╭─ Records to process

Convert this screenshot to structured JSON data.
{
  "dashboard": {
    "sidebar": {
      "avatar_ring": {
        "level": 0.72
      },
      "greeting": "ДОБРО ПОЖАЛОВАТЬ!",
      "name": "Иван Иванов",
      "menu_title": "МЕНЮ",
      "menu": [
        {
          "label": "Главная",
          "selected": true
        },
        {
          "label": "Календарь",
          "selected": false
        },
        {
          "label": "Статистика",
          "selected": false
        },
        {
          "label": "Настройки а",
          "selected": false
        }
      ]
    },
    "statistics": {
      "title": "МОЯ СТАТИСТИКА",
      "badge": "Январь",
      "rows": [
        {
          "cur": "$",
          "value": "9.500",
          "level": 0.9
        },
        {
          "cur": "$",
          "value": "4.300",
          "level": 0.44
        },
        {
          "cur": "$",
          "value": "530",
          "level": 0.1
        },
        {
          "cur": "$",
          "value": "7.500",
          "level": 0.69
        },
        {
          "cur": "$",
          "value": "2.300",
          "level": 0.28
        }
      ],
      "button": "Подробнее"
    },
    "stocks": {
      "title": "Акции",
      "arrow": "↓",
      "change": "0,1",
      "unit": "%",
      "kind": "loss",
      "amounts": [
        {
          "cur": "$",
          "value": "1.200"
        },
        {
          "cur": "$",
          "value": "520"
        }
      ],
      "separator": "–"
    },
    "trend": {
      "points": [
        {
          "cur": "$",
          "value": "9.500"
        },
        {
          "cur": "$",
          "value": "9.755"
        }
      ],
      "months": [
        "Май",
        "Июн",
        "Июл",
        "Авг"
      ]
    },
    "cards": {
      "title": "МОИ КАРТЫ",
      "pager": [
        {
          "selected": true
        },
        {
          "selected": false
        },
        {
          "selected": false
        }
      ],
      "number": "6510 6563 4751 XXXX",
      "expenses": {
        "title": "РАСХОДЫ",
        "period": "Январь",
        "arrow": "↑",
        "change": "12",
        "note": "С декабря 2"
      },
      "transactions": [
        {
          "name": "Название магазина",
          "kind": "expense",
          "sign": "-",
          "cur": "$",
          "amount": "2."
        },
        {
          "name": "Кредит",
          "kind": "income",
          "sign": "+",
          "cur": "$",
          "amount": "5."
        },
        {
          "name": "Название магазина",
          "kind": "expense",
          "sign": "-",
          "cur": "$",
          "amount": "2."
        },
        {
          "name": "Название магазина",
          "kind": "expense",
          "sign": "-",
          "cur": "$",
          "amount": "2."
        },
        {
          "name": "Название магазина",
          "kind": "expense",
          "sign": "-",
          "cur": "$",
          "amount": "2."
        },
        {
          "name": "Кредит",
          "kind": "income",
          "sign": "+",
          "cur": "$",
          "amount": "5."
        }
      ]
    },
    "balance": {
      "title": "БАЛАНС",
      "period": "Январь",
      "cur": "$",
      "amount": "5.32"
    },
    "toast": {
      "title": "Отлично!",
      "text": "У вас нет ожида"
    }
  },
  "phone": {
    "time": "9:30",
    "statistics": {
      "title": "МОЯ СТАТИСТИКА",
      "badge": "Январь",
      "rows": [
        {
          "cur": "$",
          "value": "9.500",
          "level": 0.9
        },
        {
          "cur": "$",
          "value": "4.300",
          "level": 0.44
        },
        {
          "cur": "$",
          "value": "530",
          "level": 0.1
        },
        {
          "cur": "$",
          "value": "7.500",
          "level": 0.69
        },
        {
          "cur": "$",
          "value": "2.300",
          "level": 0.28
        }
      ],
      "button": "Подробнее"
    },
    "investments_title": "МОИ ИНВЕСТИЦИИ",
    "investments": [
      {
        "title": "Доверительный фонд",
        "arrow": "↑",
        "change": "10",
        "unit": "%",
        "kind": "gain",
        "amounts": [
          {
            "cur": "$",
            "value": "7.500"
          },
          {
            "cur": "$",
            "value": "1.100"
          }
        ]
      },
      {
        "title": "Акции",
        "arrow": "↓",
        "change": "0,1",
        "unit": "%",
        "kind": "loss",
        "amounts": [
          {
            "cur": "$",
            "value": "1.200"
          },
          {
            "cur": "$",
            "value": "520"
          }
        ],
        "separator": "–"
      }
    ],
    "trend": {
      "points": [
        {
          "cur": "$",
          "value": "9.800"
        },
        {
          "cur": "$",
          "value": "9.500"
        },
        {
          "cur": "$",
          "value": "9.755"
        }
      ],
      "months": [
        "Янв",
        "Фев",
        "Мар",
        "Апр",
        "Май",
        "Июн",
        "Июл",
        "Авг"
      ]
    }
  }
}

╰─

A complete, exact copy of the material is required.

Exercise output:
Convert this screenshot to structured JSON data.
{
  "dashboard": {
    "sidebar": {
      "avatar_ring": {
        "level": 0.72
      },
      "greeting": "ДОБРО ПОЖАЛОВАТЬ!",
      "name": "Иван Иванов",
      "menu_title": "МЕНЮ",
      "menu": [
        {
          "label": "Главная",
          "selected": true
        },
        {
          "label": "Календарь",
          "selected": false
        },
        {
          "label": "Статистика",
          "selected": false
        },
        {
          "label": "Настройки а",
          "selected": false
        }
      ]
    },
    "statistics": {
      "title": "МОЯ СТАТИСТИКА",
      "badge": "Январь",
      "rows": [
        {
          "cur": "$",
          "value": "9.500",
          "level": 0.9
        },
        {
          "cur": "$",
          "value": "4.300",
          "level": 0.44
        },
        {
          "cur": "$",
          "value": "530",
          "level": 0.1
        },
        {
          "cur": "$",
          "value": "7.500",
          "level": 0.69
        },
        {
          "cur": "$",
          "value": "2.300",
          "level": 0.28
        }
      ],
      "button": "Подробнее"
    },
    "stocks": {
      "title": "Акции",
      "arrow": "↓",
      "change": "0,1",
      "unit": "%",
      "kind": "loss",
      "amounts": [
        {
          "cur": "$",
          "value": "1.200"
        },
        {
          "cur": "$",
          "value": "520"
        }
      ],
      "separator": "–"
    },
    "trend": {
      "points": [
        {
          "cur": "$",
          "value": "9.500"
        },
        {
          "cur": "$",
          "value": "9.755"
        }
      ],
      "months": [
        "Май",
        "Июн",
        "Июл",
        "Авг"
      ]
    },
    "cards": {
      "title": "МОИ КАРТЫ",
      "pager": [
        {
          "selected": true
        },
        {
          "selected": false
        },
        {
          "selected": false
        }
      ],
      "number": "6510 6563 4751 XXXX",
      "expenses": {
        "title": "РАСХОДЫ",
        "period": "Январь",
        "arrow": "↑",
        "change": "12",
        "note": "С декабря 2"
      },
      "transactions": [
        {
          "name": "Название магазина",
          "kind": "expense",
          "sign": "-",
          "cur": "$",
          "amount": "2."
        },
        {
          "name": "Кредит",
          "kind": "income",
          "sign": "+",
          "cur": "$",
          "amount": "5."
        },
        {
          "name": "Название магазина",
          "kind": "expense",
          "sign": "-",
          "cur": "$",
          "amount": "2."
        },
        {
          "name": "Название магазина",
          "kind": "expense",
          "sign": "-",
          "cur": "$",
          "amount": "2."
        },
        {
          "name": "Название магазина",
          "kind": "expense",
          "sign": "-",
          "cur": "$",
          "amount": "2."
        },
        {
          "name": "Кредит",
          "kind": "income",
          "sign": "+",
          "cur": "$",
          "amount": "5."
        }
      ]
    },
    "balance": {
      "title": "БАЛАНС",
      "period": "Январь",
      "cur": "$",
      "amount": "5.32"
    },
    "toast": {
      "title": "Отлично!",
      "text": "У вас нет ожида"
    }
  },
  "phone": {
    "time": "9:30",
    "statistics": {
      "title": "МОЯ СТАТИСТИКА",
      "badge": "Январь",
      "rows": [
        {
          "cur": "$",
          "value": "9.500",
          "level": 0.9
        },
        {
          "cur": "$",
          "value": "4.300",
          "level": 0.44
        },
        {
          "cur": "$",
          "value": "530",
          "level": 0.1
        },
        {
          "cur": "$",
          "value": "7.500",
          "level": 0.69
        },
        {
          "cur": "$",
          "value": "2.300",
          "level": 0.28
        }
      ],
      "button": "Подробнее"
    },
    "investments_title": "МОИ ИНВЕСТИЦИИ",
    "investments": [
      {
        "title": "Доверительный фонд",
        "arrow": "↑",
        "change": "10",
        "unit": "%",
        "kind": "gain",
        "amounts": [
          {
            "cur": "$",
            "value": "7.500"
          },
          {
            "cur": "$",
            "value": "1.100"
          }
        ]
      },
      {
        "title": "Акции",
        "arrow": "↓",
        "change": "0,1",
        "unit": "%",
        "kind": "loss",
        "amounts": [
          {
            "cur": "$",
            "value": "1.200"
          },
          {
            "cur": "$",
            "value": "520"
          }
        ],
        "separator": "–"
      }
    ],
    "trend": {
      "points": [
        {
          "cur": "$",
          "value": "9.800"
        },
        {
          "cur": "$",
          "value": "9.500"
        },
        {
          "cur": "$",
          "value": "9.755"
        }
      ],
      "months": [
        "Янв",
        "Фев",
        "Мар",
        "Апр",
        "Май",
        "Июн",
        "Июл",
        "Авг"
      ]
    }
  }
}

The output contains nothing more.